§ **Work order**
Lines with the word "badge" are the ones wanted. Copy each of them from the entries below.

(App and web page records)
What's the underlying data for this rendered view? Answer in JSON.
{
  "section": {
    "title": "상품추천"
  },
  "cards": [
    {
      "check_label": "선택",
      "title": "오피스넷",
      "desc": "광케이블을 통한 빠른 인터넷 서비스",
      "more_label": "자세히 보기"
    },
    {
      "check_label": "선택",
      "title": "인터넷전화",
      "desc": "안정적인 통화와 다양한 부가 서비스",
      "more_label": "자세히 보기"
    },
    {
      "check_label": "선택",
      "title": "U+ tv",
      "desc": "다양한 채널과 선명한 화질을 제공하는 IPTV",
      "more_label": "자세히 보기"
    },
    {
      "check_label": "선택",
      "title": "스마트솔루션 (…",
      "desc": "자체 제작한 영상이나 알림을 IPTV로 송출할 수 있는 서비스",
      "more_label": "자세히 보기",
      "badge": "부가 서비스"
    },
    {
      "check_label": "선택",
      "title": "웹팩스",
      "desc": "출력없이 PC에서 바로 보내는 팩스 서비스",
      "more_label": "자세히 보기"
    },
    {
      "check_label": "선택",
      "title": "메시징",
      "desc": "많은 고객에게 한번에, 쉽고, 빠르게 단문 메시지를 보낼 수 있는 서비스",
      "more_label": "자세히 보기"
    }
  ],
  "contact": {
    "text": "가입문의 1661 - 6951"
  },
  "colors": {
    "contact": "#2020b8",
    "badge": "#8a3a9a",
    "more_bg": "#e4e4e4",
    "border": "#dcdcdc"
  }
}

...

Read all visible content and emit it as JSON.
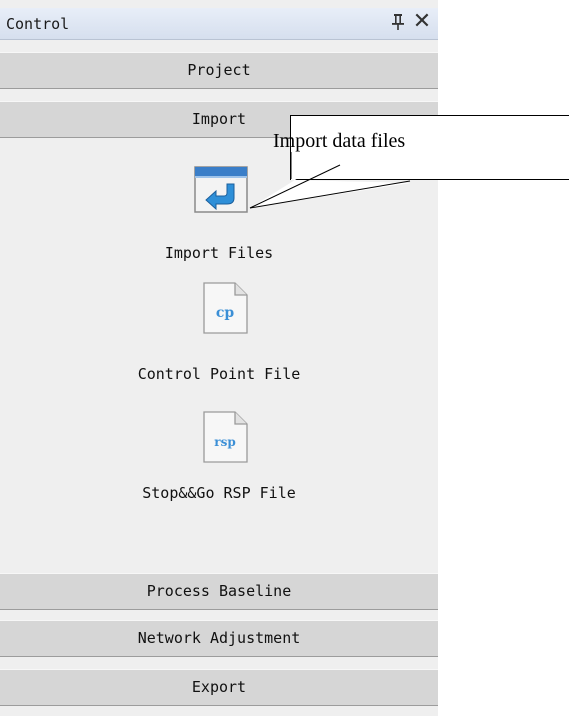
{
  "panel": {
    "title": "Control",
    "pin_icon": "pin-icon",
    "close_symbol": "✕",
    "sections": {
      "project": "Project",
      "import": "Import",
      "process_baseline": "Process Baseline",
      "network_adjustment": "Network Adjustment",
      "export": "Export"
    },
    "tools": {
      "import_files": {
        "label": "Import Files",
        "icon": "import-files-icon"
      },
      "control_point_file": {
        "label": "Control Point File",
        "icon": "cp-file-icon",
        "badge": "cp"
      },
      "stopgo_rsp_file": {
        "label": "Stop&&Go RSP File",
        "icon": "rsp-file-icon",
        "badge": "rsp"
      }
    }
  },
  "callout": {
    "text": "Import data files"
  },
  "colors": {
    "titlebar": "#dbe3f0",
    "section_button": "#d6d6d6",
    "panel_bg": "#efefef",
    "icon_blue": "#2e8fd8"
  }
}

§ **Solution below**
      "badge": "부가 서비스"
    "badge": "#8a3a9a",
        "badge": "cp"
        "badge": "rsp"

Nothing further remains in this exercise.